Thursday, November 6, 2008

Marcus Borg speaking at my school Nov 18th

As I've mentioned before, Marcus Borg will be speaking at East Carolina University on Nov 18th at 7pm in Wright Auditorium. I'm excited about seeing him, but a little confused as to why he's coming here.

What I mean is: a lot of our religion professors are billing him as "one of the top New Testament scholars today" and I just think - "Really?" Perhaps I'm just very out of the loop, but Borg doesn't seem like one of the big movers and shakers in today's NT studies world. I've read his books and there wasn't anything in there that I thought was amazingly revolutionary or terribly insightful. And that's fine - I don't expect that every person who teaches the NT and writes books is going to rock the world of NT, nor do I think that would be very desirable. I guess what I'm most surprised about is that we have UNC and Duke right down the road, but we've gone out of our way to get Dr. Borg from halfway across the country. Why not Richard Hays, or Mark Goodacre, Joel Marcus, or Bart Ehrman? They're right down the road from us and I'd consider any of them to be bigger players in the NT world than Dr. Borg.

Last Spring we had William Dever speak and again I was left wondering why they went through all the trouble of getting him to speak here.
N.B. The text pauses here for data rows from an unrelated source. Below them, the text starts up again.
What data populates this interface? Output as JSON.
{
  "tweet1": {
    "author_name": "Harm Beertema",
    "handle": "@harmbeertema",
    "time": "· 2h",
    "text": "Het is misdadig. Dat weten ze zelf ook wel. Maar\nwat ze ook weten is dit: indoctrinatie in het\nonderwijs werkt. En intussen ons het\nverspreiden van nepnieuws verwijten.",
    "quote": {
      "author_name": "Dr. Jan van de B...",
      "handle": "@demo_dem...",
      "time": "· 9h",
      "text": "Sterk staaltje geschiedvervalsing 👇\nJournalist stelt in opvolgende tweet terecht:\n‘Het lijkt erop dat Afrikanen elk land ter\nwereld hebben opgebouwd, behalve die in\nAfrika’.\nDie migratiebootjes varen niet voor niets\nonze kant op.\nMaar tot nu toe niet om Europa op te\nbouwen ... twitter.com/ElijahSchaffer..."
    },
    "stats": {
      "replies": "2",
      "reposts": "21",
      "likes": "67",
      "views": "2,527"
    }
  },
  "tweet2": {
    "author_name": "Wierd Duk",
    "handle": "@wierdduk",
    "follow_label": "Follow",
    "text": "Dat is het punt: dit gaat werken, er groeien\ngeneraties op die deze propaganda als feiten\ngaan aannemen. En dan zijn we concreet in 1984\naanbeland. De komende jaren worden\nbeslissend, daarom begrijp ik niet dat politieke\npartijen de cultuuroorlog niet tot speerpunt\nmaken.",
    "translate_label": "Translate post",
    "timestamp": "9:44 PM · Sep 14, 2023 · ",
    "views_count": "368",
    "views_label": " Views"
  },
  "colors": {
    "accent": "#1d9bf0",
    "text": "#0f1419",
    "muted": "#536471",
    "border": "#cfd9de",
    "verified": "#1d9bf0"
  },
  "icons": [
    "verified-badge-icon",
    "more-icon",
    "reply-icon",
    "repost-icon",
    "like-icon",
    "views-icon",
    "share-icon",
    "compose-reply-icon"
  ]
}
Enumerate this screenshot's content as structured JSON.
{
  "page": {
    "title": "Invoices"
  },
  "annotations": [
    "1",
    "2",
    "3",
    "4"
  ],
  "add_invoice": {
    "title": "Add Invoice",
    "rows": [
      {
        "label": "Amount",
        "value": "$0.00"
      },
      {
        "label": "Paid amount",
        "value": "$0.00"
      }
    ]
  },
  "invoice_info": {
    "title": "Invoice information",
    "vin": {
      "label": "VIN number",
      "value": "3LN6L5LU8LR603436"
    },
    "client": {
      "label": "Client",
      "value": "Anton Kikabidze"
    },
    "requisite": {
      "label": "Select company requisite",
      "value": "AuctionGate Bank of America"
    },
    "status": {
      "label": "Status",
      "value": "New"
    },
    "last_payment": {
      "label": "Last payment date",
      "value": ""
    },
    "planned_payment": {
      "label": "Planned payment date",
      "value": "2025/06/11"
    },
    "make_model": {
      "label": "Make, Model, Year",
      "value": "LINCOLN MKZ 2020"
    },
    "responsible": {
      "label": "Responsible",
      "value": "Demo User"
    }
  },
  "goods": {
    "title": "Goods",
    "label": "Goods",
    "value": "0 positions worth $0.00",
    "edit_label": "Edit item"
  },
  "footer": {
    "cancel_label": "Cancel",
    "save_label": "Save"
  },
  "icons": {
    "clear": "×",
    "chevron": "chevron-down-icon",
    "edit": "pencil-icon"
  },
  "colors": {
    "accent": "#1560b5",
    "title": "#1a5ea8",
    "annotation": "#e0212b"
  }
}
Granted, he was one of our professor's doktorvater, but during his whole talk he kept showing artifacts from archaeological digs and saying, "Not exactly what the Bible tells us, eh?" and giving a little look to the crowd. It was...odd.


Brant Pitre said...


The people who pitched Marcus Borg that way are reflecting the state of Jesus research back in the early 90s. (In other words, they're behind the times.) You might not remember this (how old are you, by the way?), but if you're an old geezer like me, you'd recall that back in the early 90s Borg was BIG in historical Jesus research.

He was on every panel at SBL when I first started going back in 96ish, he put out several books that sold VERY well ("Meeting Jesus Again for the First Time," "Politics and Holiness in the Teaching of Jesus," his most academic), and was right up there with J. D. Crossan for those inclined to a liberal Protestant reconstruction and 'retrieval' of Jesus.

But he quickly faded from the picture, and went totally to popular publications. I haven't seen an academic article from him in years. He scratched an itch that was very much alive in the 90s by appealing to mainstream liberal Protestant baby-boomers. I suspect those same people are probably running your university.

This is probably a more long-winded answer than you wanted, but if I'm anything, it's long winded...

Hope you've been well, and sorry I haven't been in touch.

Will I see you at SBL? Drop me or M. Barber a line with contact info and we'll have to meet up.

Josh McManaway said...

Hey Dr. Pitre,

That's precisely the answer I was looking for - I like long-winded.

And that's kind of what I was thinking - I've read his books, but I haven't really seen any articles recently or any major work done by him since.